[Opening Supplied material section]

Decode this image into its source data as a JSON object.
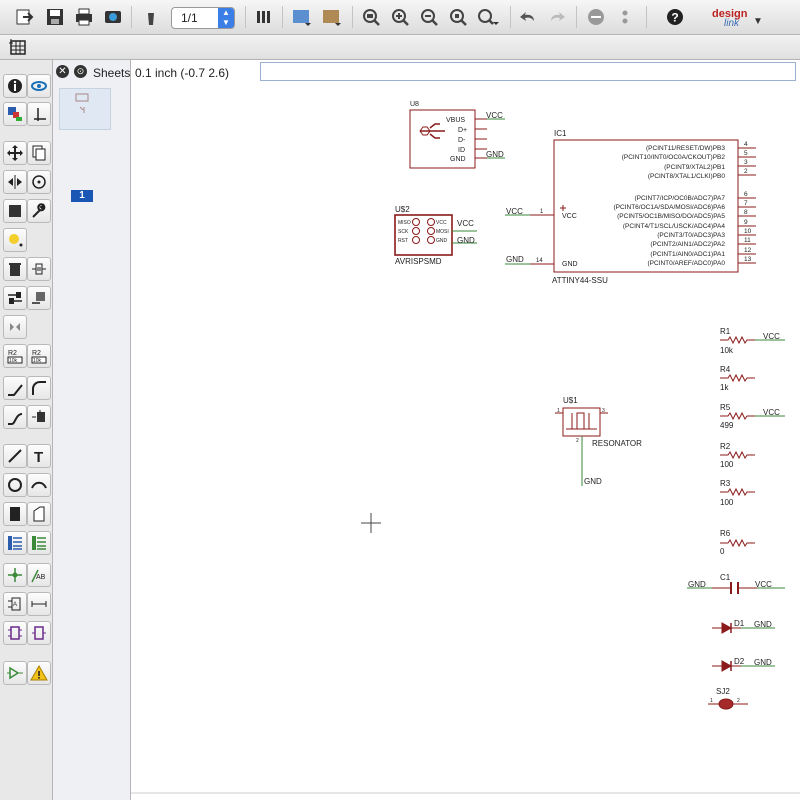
{
  "toolbar": {
    "page_value": "1/1",
    "icons": [
      "open-icon",
      "save-icon",
      "print-icon",
      "cam-icon",
      "paste-icon",
      "layers-icon",
      "grid-icon",
      "layer-settings-icon",
      "zoom-fit-icon",
      "zoom-in-icon",
      "zoom-out-icon",
      "zoom-redraw-icon",
      "zoom-select-icon",
      "undo-icon",
      "redo-icon",
      "stop-icon",
      "dot-icon",
      "help-icon"
    ],
    "logo_text_1": "design",
    "logo_text_2": "link"
  },
  "sheets": {
    "title": "Sheets",
    "number": "1"
  },
  "status": {
    "grid_coord": "0.1 inch (-0.7 2.6)",
    "command_value": ""
  },
  "schematic": {
    "u8": {
      "ref": "U8",
      "pins": [
        "VBUS",
        "D+",
        "D-",
        "ID",
        "GND"
      ],
      "net_vcc": "VCC",
      "net_gnd": "GND"
    },
    "us2": {
      "ref": "U$2",
      "pins_left": [
        "MISO",
        "SCK",
        "RST"
      ],
      "pins_right": [
        "VCC",
        "MOSI",
        "GND"
      ],
      "value": "AVRISPSMD",
      "net_vcc": "VCC",
      "net_gnd": "GND"
    },
    "ic1": {
      "ref": "IC1",
      "value": "ATTINY44-SSU",
      "left_pins": [
        {
          "num": "1",
          "name": "VCC",
          "net": "VCC"
        },
        {
          "num": "14",
          "name": "GND",
          "net": "GND"
        }
      ],
      "right_pins": [
        {
          "name": "(PCINT11/RESET/DW)PB3",
          "num": "4"
        },
        {
          "name": "(PCINT10/INT0/OC0A/CKOUT)PB2",
          "num": "5"
        },
        {
          "name": "(PCINT9/XTAL2)PB1",
          "num": "3"
        },
        {
          "name": "(PCINT8/XTAL1/CLKI)PB0",
          "num": "2"
        },
        {
          "name": "(PCINT7/ICP/OC0B/ADC7)PA7",
          "num": "6"
        },
        {
          "name": "(PCINT6/OC1A/SDA/MOSI/ADC6)PA6",
          "num": "7"
        },
        {
          "name": "(PCINT5/OC1B/MISO/DO/ADC5)PA5",
          "num": "8"
        },
        {
          "name": "(PCINT4/T1/SCL/USCK/ADC4)PA4",
          "num": "9"
        },
        {
          "name": "(PCINT3/T0/ADC3)PA3",
          "num": "10"
        },
        {
          "name": "(PCINT2/AIN1/ADC2)PA2",
          "num": "11"
        },
        {
          "name": "(PCINT1/AIN0/ADC1)PA1",
          "num": "12"
        },
        {
          "name": "(PCINT0/AREF/ADC0)PA0",
          "num": "13"
        }
      ]
    },
    "resonator": {
      "ref": "U$1",
      "value": "RESONATOR",
      "pin_left": "1",
      "pin_right": "3",
      "pin_bottom": "2",
      "net_gnd": "GND"
    },
    "resistors": [
      {
        "ref": "R1",
        "value": "10k",
        "net": "VCC"
      },
      {
        "ref": "R4",
        "value": "1k",
        "net": ""
      },
      {
        "ref": "R5",
        "value": "499",
        "net": "VCC"
      },
      {
        "ref": "R2",
        "value": "100",
        "net": ""
      },
      {
        "ref": "R3",
        "value": "100",
        "net": ""
      },
      {
        "ref": "R6",
        "value": "0",
        "net": ""
      }
    ],
    "c1": {
      "ref": "C1",
      "net_left": "GND",
      "net_right": "VCC"
    },
    "d1": {
      "ref": "D1",
      "net": "GND"
    },
    "d2": {
      "ref": "D2",
      "net": "GND"
    },
    "sj2": {
      "ref": "SJ2",
      "pin1": "1",
      "pin2": "2"
    }
  },
  "colors": {
    "symbol": "#8b1a1a",
    "wire": "#3a8a3a",
    "pin": "#8b1a1a",
    "sheet_number_bg": "#1a56b4",
    "accent_blue": "#3b7fe6"
  }
}
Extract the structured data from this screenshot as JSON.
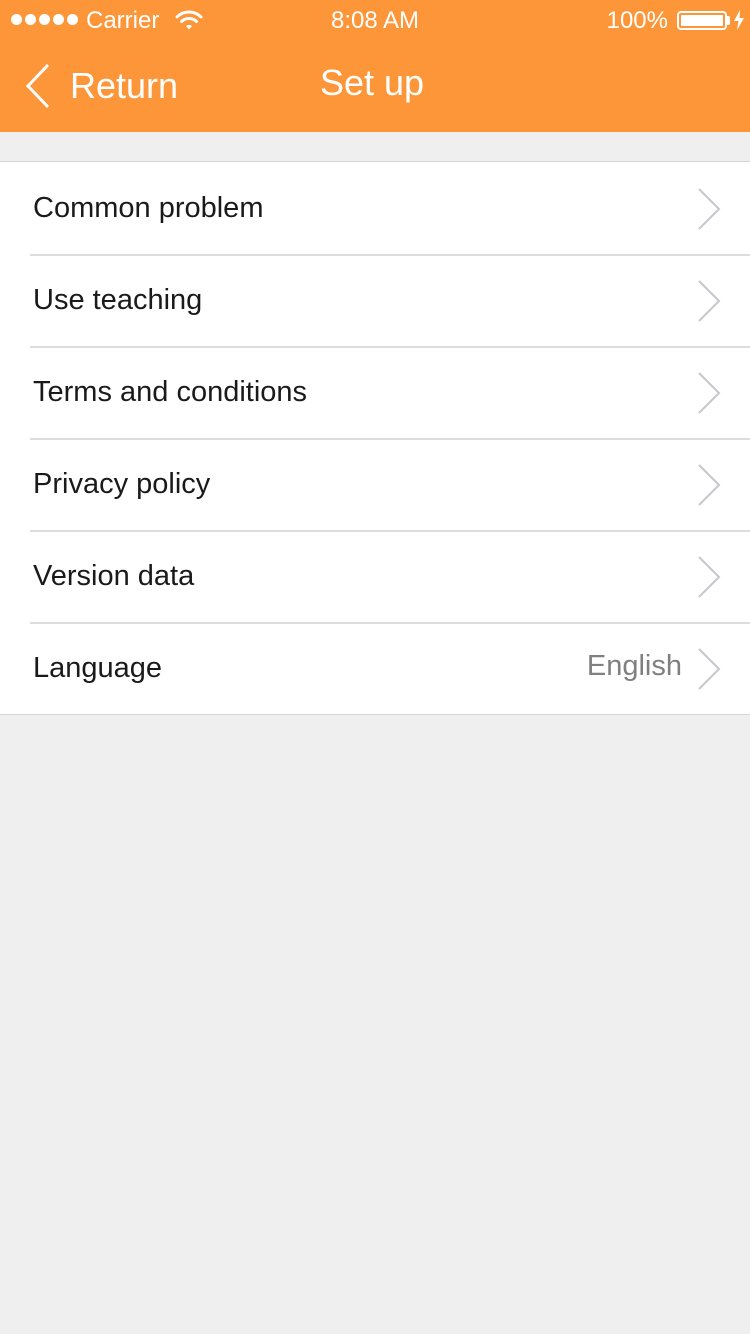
{
  "status_bar": {
    "carrier": "Carrier",
    "time": "8:08 AM",
    "battery": "100%",
    "signal_icon": "signal-dots-icon",
    "wifi_icon": "wifi-icon",
    "battery_icon": "battery-icon",
    "charging_icon": "charging-bolt-icon"
  },
  "nav": {
    "back_label": "Return",
    "back_icon": "chevron-left-icon",
    "title": "Set up"
  },
  "settings": {
    "items": [
      {
        "label": "Common problem",
        "value": ""
      },
      {
        "label": "Use teaching",
        "value": ""
      },
      {
        "label": "Terms and conditions",
        "value": ""
      },
      {
        "label": "Privacy policy",
        "value": ""
      },
      {
        "label": "Version data",
        "value": ""
      },
      {
        "label": "Language",
        "value": "English"
      }
    ],
    "row_icon": "chevron-right-icon"
  },
  "colors": {
    "header_background": "#fd9638",
    "page_background": "#efefef",
    "row_background": "#ffffff",
    "label_text": "#1a1a1a",
    "value_text": "#808080",
    "chevron": "#c7c7cc"
  }
}
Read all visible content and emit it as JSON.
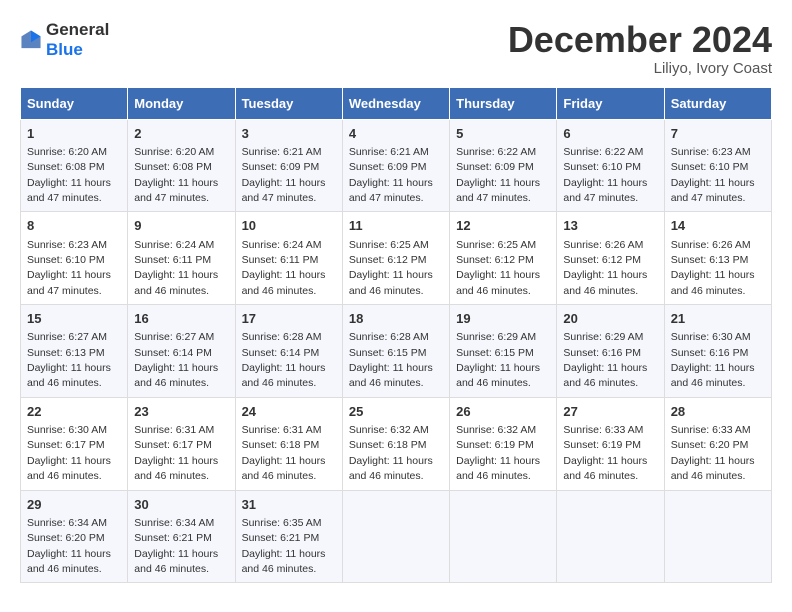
{
  "header": {
    "logo_general": "General",
    "logo_blue": "Blue",
    "title": "December 2024",
    "location": "Liliyo, Ivory Coast"
  },
  "weekdays": [
    "Sunday",
    "Monday",
    "Tuesday",
    "Wednesday",
    "Thursday",
    "Friday",
    "Saturday"
  ],
  "weeks": [
    [
      {
        "day": "1",
        "info": "Sunrise: 6:20 AM\nSunset: 6:08 PM\nDaylight: 11 hours\nand 47 minutes."
      },
      {
        "day": "2",
        "info": "Sunrise: 6:20 AM\nSunset: 6:08 PM\nDaylight: 11 hours\nand 47 minutes."
      },
      {
        "day": "3",
        "info": "Sunrise: 6:21 AM\nSunset: 6:09 PM\nDaylight: 11 hours\nand 47 minutes."
      },
      {
        "day": "4",
        "info": "Sunrise: 6:21 AM\nSunset: 6:09 PM\nDaylight: 11 hours\nand 47 minutes."
      },
      {
        "day": "5",
        "info": "Sunrise: 6:22 AM\nSunset: 6:09 PM\nDaylight: 11 hours\nand 47 minutes."
      },
      {
        "day": "6",
        "info": "Sunrise: 6:22 AM\nSunset: 6:10 PM\nDaylight: 11 hours\nand 47 minutes."
      },
      {
        "day": "7",
        "info": "Sunrise: 6:23 AM\nSunset: 6:10 PM\nDaylight: 11 hours\nand 47 minutes."
      }
    ],
    [
      {
        "day": "8",
        "info": "Sunrise: 6:23 AM\nSunset: 6:10 PM\nDaylight: 11 hours\nand 47 minutes."
      },
      {
        "day": "9",
        "info": "Sunrise: 6:24 AM\nSunset: 6:11 PM\nDaylight: 11 hours\nand 46 minutes."
      },
      {
        "day": "10",
        "info": "Sunrise: 6:24 AM\nSunset: 6:11 PM\nDaylight: 11 hours\nand 46 minutes."
      },
      {
        "day": "11",
        "info": "Sunrise: 6:25 AM\nSunset: 6:12 PM\nDaylight: 11 hours\nand 46 minutes."
      },
      {
        "day": "12",
        "info": "Sunrise: 6:25 AM\nSunset: 6:12 PM\nDaylight: 11 hours\nand 46 minutes."
      },
      {
        "day": "13",
        "info": "Sunrise: 6:26 AM\nSunset: 6:12 PM\nDaylight: 11 hours\nand 46 minutes."
      },
      {
        "day": "14",
        "info": "Sunrise: 6:26 AM\nSunset: 6:13 PM\nDaylight: 11 hours\nand 46 minutes."
      }
    ],
    [
      {
        "day": "15",
        "info": "Sunrise: 6:27 AM\nSunset: 6:13 PM\nDaylight: 11 hours\nand 46 minutes."
      },
      {
        "day": "16",
        "info": "Sunrise: 6:27 AM\nSunset: 6:14 PM\nDaylight: 11 hours\nand 46 minutes."
      },
      {
        "day": "17",
        "info": "Sunrise: 6:28 AM\nSunset: 6:14 PM\nDaylight: 11 hours\nand 46 minutes."
      },
      {
        "day": "18",
        "info": "Sunrise: 6:28 AM\nSunset: 6:15 PM\nDaylight: 11 hours\nand 46 minutes."
      },
      {
        "day": "19",
        "info": "Sunrise: 6:29 AM\nSunset: 6:15 PM\nDaylight: 11 hours\nand 46 minutes."
      },
      {
        "day": "20",
        "info": "Sunrise: 6:29 AM\nSunset: 6:16 PM\nDaylight: 11 hours\nand 46 minutes."
      },
      {
        "day": "21",
        "info": "Sunrise: 6:30 AM\nSunset: 6:16 PM\nDaylight: 11 hours\nand 46 minutes."
      }
    ],
    [
      {
        "day": "22",
        "info": "Sunrise: 6:30 AM\nSunset: 6:17 PM\nDaylight: 11 hours\nand 46 minutes."
      },
      {
        "day": "23",
        "info": "Sunrise: 6:31 AM\nSunset: 6:17 PM\nDaylight: 11 hours\nand 46 minutes."
      },
      {
        "day": "24",
        "info": "Sunrise: 6:31 AM\nSunset: 6:18 PM\nDaylight: 11 hours\nand 46 minutes."
      },
      {
        "day": "25",
        "info": "Sunrise: 6:32 AM\nSunset: 6:18 PM\nDaylight: 11 hours\nand 46 minutes."
      },
      {
        "day": "26",
        "info": "Sunrise: 6:32 AM\nSunset: 6:19 PM\nDaylight: 11 hours\nand 46 minutes."
      },
      {
        "day": "27",
        "info": "Sunrise: 6:33 AM\nSunset: 6:19 PM\nDaylight: 11 hours\nand 46 minutes."
      },
      {
        "day": "28",
        "info": "Sunrise: 6:33 AM\nSunset: 6:20 PM\nDaylight: 11 hours\nand 46 minutes."
      }
    ],
    [
      {
        "day": "29",
        "info": "Sunrise: 6:34 AM\nSunset: 6:20 PM\nDaylight: 11 hours\nand 46 minutes."
      },
      {
        "day": "30",
        "info": "Sunrise: 6:34 AM\nSunset: 6:21 PM\nDaylight: 11 hours\nand 46 minutes."
      },
      {
        "day": "31",
        "info": "Sunrise: 6:35 AM\nSunset: 6:21 PM\nDaylight: 11 hours\nand 46 minutes."
      },
      null,
      null,
      null,
      null
    ]
  ]
}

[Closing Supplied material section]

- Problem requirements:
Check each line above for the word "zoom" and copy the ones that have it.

- Solved exercise:
      "zoom-fit-icon",
      "zoom-in-icon",
      "zoom-out-icon",
      "zoom-redraw-icon",
      "zoom-select-icon",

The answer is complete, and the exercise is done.